After the feast, we headed over to the circular tables and broke out the whiskey, the beer, the Pictionary, and the Uno. Good times were had by all – Ryan and I dominated Pictionary – and after a couple hours it was time for bed.
I won’t bore you with a ton more prose about Sunday, since it was really more of the same. We explored the island a bit, walked around, had a wonderful seafood lunch at a little restaurant on the main street, and then it was back to the beach. It was actually cloudy and overcast most of the day; but right when we started heading to the beach, the sun broke through, and gave us an amazing setting one more time. My lasting memory from that day will be sitting at a picnic table right next to a little temple on the beach, playing cards, having a beer and listening to music as the sun set behind the ocean. Blissful.
Oh, and the new photo that adorns the top of this little blog? I took it from this picnic table about 20 minutes after this one. There’s some context for ya.
After sunset, another wonderful, cheap meal at a local eatery, then back to the campsite for more games and whatnot. A worker at the campground joined us as we played our games, and he said some pretty weird things. He was a happy, smiley fellow, but kept asking us these weird hypotheticals in broken English and using our answers to tell us what kind of husbands/wives/fathers/mothers we were all going to be. It was amusing, so Ryan and I stayed up with him pretty late.

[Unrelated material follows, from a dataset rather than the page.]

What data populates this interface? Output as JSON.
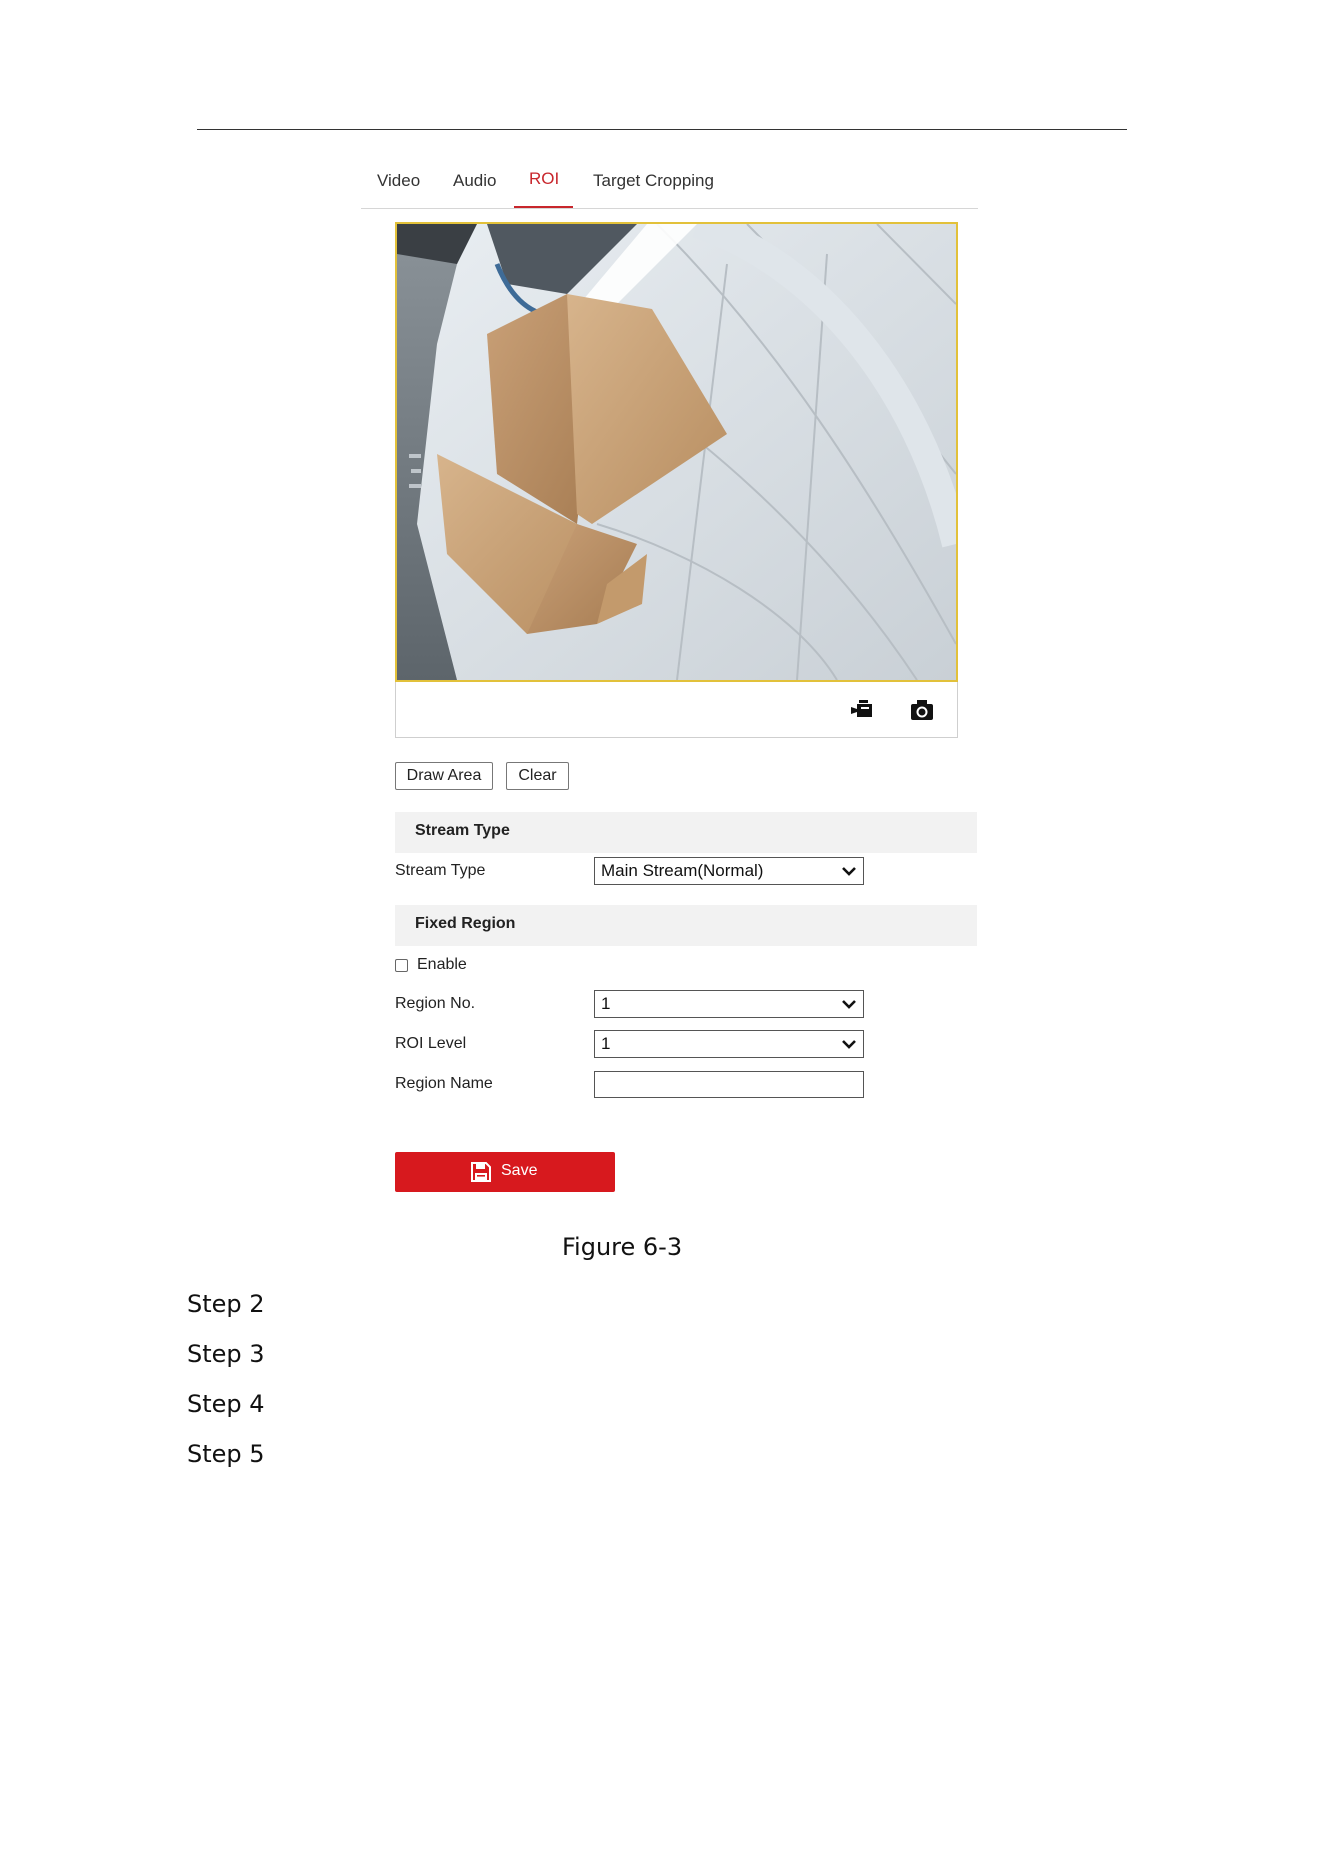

On Monday morning, we were up early. The sun tends to turn a tent into a sauna around 6:30 or so. Even though we were the only ones staying there, the staff still made us breakfast, which was awesome. We lounged on the deck chairs one last time; and then we packed up, hopped onto the scooters, and headed to the ferry. We boarded, and our wonderful weekend was over.
Somehow, my scooter was still where I parked it, and I only had to pay $75 NT to drive it away. For those of you scoring at home, that means I got to park my scooter in this place right by the train station for two full days… for about $2.30 US. Score.
I got home around 11:30 in the morning, disheveled and dragging ass. The eight hours I taught that day were a colossal struggle.
But it was totally worth it. Hsiao Liuchiu was incredible, and I plan on going back again. If you find yourself here in Taiwan with me at some point, my friends, I hope you come too.
Now, please enjoy a substantial gallery of wonder from that glorious weekend. As always, descriptions are given to you, the lovely reader, free of charge.